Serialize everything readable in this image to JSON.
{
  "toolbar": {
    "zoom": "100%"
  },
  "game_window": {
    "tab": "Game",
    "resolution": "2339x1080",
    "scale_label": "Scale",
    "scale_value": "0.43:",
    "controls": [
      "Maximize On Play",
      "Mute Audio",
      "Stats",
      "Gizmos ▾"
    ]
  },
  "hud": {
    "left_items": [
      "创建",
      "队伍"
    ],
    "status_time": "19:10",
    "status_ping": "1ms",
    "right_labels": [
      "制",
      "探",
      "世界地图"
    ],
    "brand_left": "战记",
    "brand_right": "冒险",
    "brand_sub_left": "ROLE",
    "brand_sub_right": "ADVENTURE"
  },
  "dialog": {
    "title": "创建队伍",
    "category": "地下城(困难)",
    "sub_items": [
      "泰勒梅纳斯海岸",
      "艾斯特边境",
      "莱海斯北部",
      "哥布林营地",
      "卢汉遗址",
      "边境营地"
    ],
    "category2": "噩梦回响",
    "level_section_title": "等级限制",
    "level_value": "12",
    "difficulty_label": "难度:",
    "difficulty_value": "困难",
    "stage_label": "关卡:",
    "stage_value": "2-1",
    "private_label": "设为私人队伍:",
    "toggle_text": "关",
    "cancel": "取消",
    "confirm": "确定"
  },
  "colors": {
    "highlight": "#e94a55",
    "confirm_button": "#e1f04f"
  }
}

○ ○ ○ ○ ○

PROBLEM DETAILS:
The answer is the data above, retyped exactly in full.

REPLY TO THE EXERCISE:
Serialize everything readable in this image to JSON.
{
  "toolbar": {
    "zoom": "100%"
  },
  "game_window": {
    "tab": "Game",
    "resolution": "2339x1080",
    "scale_label": "Scale",
    "scale_value": "0.43:",
    "controls": [
      "Maximize On Play",
      "Mute Audio",
      "Stats",
      "Gizmos ▾"
    ]
  },
  "hud": {
    "left_items": [
      "创建",
      "队伍"
    ],
    "status_time": "19:10",
    "status_ping": "1ms",
    "right_labels": [
      "制",
      "探",
      "世界地图"
    ],
    "brand_left": "战记",
    "brand_right": "冒险",
    "brand_sub_left": "ROLE",
    "brand_sub_right": "ADVENTURE"
  },
  "dialog": {
    "title": "创建队伍",
    "category": "地下城(困难)",
    "sub_items": [
      "泰勒梅纳斯海岸",
      "艾斯特边境",
      "莱海斯北部",
      "哥布林营地",
      "卢汉遗址",
      "边境营地"
    ],
    "category2": "噩梦回响",
    "level_section_title": "等级限制",
    "level_value": "12",
    "difficulty_label": "难度:",
    "difficulty_value": "困难",
    "stage_label": "关卡:",
    "stage_value": "2-1",
    "private_label": "设为私人队伍:",
    "toggle_text": "关",
    "cancel": "取消",
    "confirm": "确定"
  },
  "colors": {
    "highlight": "#e94a55",
    "confirm_button": "#e1f04f"
  }
}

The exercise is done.